Hemlock trees are attractive bush-like plants which have proved very popular with amateur gardeners and landscapers. Unfortunately, the Hemlock tree seems to be particularly attractive to bugs and pests—it is rare to find one hemlock tree that does not have some kind of infestation.
Another problem is the Hemlock borer; this is decidedly a secondary pest, but can result in fungal infections, or attacks by other pests. A small, flat beetle, it bores into the pulp of Hemlock trees, and causes the bark to peel away from the trunk.
Bag worms are the larvae of moths, and they form cone-shaped bags which sometimes look like pine cones. They emerge during the spring and eat plant material before attaching themselves to a twig.
Scale insects are small pests that feed on hemlock trees, and cause a waxy substance to transfer to hemlock needles, giving them a mosaic appearance.
Hemlock Trees and their Pests
Perhaps the biggest pest of Hemlock trees is the Hemlock woolly adelgid. With no natural enemies except the ladybird, Hemlock woolly adelgid was introduced from the orient, and spread quickly from the U.S. into most of the American continent. This pest sucks sap from the branches and stems of Hemlock trees, and can kill a tree in less than 5 years after first infestation. It is easy to spot when a tree has been infested with the woolly adelgid, as it produces a white "‘puff" at the base of the hemlock’s needles, which is sometimes mistaken for a fungal infection.
Encourage the predatory ladybird beetle Pseudoscymnus tsugae. This beetle eats the woolly adelgid. Experiments have shown that these creatures can significantly reduce the amount of pests which attack the Hemlock tree. If you choose this method, be careful of spraying insecticides and anti fungals into the tree.
Controlling the woolly adelgid can be done by coating Hemlock trees in insecticide, until the spray is literally running off of the leaves. Spraying must be done both over and under leaves and branches. It is possible to use horticultural oils and soaps which are non-chemical; horticultural oil can be sprayed on Hemlock trees from fall to spring, and will kill adults before they lay eggs.
The Hemlock borer tends only to attack weakened hemlock trees, or ones which are infested by something else, so the best method of preventing these pests from attacking is to keep a healthy tree, and minimize pest attacks.

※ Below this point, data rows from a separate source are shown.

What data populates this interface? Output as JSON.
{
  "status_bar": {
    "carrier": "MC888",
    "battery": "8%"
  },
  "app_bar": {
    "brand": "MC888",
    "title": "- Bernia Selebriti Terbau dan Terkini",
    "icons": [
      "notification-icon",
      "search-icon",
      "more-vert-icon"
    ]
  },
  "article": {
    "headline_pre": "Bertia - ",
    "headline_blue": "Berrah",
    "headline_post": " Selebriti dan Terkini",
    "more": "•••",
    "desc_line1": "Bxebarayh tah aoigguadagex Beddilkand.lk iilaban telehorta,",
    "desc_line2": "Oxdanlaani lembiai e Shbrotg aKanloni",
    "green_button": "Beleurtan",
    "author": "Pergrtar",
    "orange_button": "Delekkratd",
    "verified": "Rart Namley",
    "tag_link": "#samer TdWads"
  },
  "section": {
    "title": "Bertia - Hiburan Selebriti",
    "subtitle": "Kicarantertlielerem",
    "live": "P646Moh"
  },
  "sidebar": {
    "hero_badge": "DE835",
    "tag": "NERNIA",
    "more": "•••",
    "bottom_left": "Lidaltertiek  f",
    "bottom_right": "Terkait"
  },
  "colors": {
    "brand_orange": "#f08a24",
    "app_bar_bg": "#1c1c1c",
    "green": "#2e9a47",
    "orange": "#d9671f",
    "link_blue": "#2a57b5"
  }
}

Bagworms can be prevented by encouraging birds to feed on the larvae; the bags can be manually gathered from the tree and burned, and insecticides can be sprayed when the larvae are smaller.
The ladybird beetle enjoys eating these insects, and lacewings will also eat the scale insect. Insecticides can also be used, although it requires a great deal of effort, as several sprays are necessary.
The best way to prevent all of these pests from attacking your hemlock trees is to keep them healthy, well watered and fertilised, and minimise stress and damage to the trees.